Corey introduced Gillum to Miller and Butler over drinks at a restaurant in May 2016.
That meeting, and the meetings with city and county officials, might not have required additional scrutiny by Justice Department officials, according to the former agents.
But when Corey invited Gillum to hang out with the agents in New York City three months later, it indicated a significant step up in the investigation, former agents said.
Gillum went to New York to attend a conference that week for his side job working for a non-profit. On the last night of the trip, he stayed with his brother at a Manhattan hotel, and the next day, went with his brother, Corey, Miller and Sweets on the boat ride.
Public corruption investigations, where agents dangle goodies to entice politicians they encounter, are not supposed to cast wide nets, according to Joseph Lewis, who retired in 2004 after 27 years with the FBI, nine of those years overseeing public corruption cases in Chicago.
The investigations are supposed to be focused. And when Gillum went to New York and met the undercover agents, they likely would have needed a significant reason to believe that something incriminating might happen, Lewis said.
"You can't just set something up and run it at them willy-nilly," Lewis said. "You're destroying someone's reputation."
Some clues lend credence to the idea that the boat ride was a setup by the FBI. For one, Miller planned the outing, according to a calendar invitation Corey sent Gillum before the trip.
"Gents, here is the plan from Mike Miller: We are going to do the Mets game Wednesday night," Corey wrote in the calendar invite. "My buddy arranged another boat deal for us Thursday afternoon. Also, we have rooms arranged for everyone starting Wednesday night at the Millennial (sic) Hilton."
In addition, Gillum told the Tallahassee Democrat in January that either Miller or Sweets told him that the boat belonged to a buddy of theirs. And one of the FBI agents involved in the investigation appeared to have disclosed details on the case to the Florida Bar last year, saying that he had overseen a large investigation in Florida with a half-million dollar budget and multiple covert vehicles.
Undercover agents will use boats and other craft to maintain a persona.
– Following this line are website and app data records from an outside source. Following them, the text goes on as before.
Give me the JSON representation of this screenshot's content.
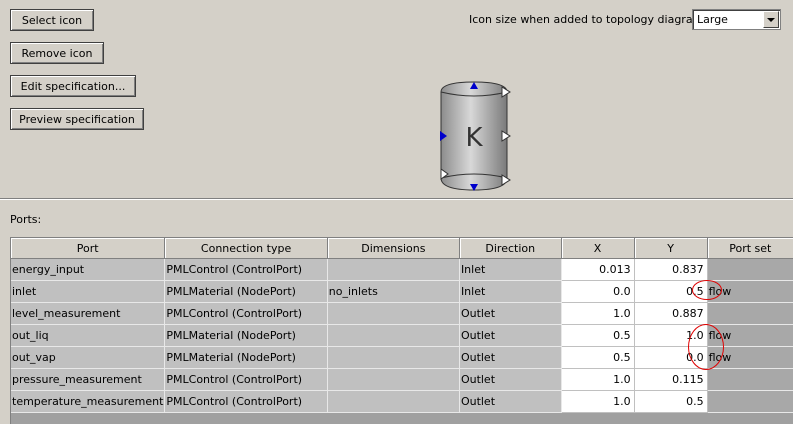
{
  "buttons": {
    "select_icon": "Select icon",
    "remove_icon": "Remove icon",
    "edit_spec": "Edit specification...",
    "preview_spec": "Preview specification"
  },
  "icon_size": {
    "label": "Icon size when added to topology diagrams:",
    "value": "Large"
  },
  "icon_preview": {
    "letter": "K",
    "icon_name": "cylinder-vessel-icon"
  },
  "ports": {
    "label": "Ports:",
    "columns": [
      "Port",
      "Connection type",
      "Dimensions",
      "Direction",
      "X",
      "Y",
      "Port set"
    ],
    "rows": [
      {
        "port": "energy_input",
        "type": "PMLControl (ControlPort)",
        "dims": "",
        "dir": "Inlet",
        "x": "0.013",
        "y": "0.837",
        "set": ""
      },
      {
        "port": "inlet",
        "type": "PMLMaterial (NodePort)",
        "dims": "no_inlets",
        "dir": "Inlet",
        "x": "0.0",
        "y": "0.5",
        "set": "flow"
      },
      {
        "port": "level_measurement",
        "type": "PMLControl (ControlPort)",
        "dims": "",
        "dir": "Outlet",
        "x": "1.0",
        "y": "0.887",
        "set": ""
      },
      {
        "port": "out_liq",
        "type": "PMLMaterial (NodePort)",
        "dims": "",
        "dir": "Outlet",
        "x": "0.5",
        "y": "1.0",
        "set": "flow"
      },
      {
        "port": "out_vap",
        "type": "PMLMaterial (NodePort)",
        "dims": "",
        "dir": "Outlet",
        "x": "0.5",
        "y": "0.0",
        "set": "flow"
      },
      {
        "port": "pressure_measurement",
        "type": "PMLControl (ControlPort)",
        "dims": "",
        "dir": "Outlet",
        "x": "1.0",
        "y": "0.115",
        "set": ""
      },
      {
        "port": "temperature_measurement",
        "type": "PMLControl (ControlPort)",
        "dims": "",
        "dir": "Outlet",
        "x": "1.0",
        "y": "0.5",
        "set": ""
      }
    ]
  },
  "colors": {
    "annotation": "#e00000",
    "port_marker": "#0000cc"
  }
}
In 2008, for example, an undercover agent looking into corruption in Broward County used a large yacht to entertain a slew of county politicians.
The events on that yacht were under surveillance, it turned out, and it's likely that if the boat used to ferry Gillum belonged to the FBI, he was under surveillance, too, according to former agents.
But since that New York boat trip, the probe appears to have shifted away from him. Subpoenas served on Tallahassee City Hall have not named Gillum. He's not had any other meetings with FBI agents.
A federal grand jury in Tallahassee has called in several witnesses, according to the Tallahassee Democrat. One of those people was Tallahassee's former city manager. His lawyer said that the grand jury did not ask the city manager about the mayor.
Former agents said that investigators might have naturally taken special interest in Gillum simply because he was the biggest fish in the small pond of Tallahassee politics.
Former FBI agent Jeff Danik, who worked corruption cases in Miami and West Palm Beach before leaving in 2015 called Gillum's situation "unfair."
"Handing an opponent something like this to exploit is patently unfair," Danik said. "It's a lack of leadership, and at this point the FBI and DOJ don't have any good options to unwind their damage."
Gillum was obviously a person of interest, otherwise they wouldn't have taken the time to meet with him, said former Assistant U.S. Attorney David Moyé, who has closely followed the reporting on the FBI's Tallahassee probe. "(But) I think he's being correct when he says, 'I'm being told I'm not a target of the investigation.' That's probably accurate."
Times/Herald staff writer Elizabeth Koh contributed to this report.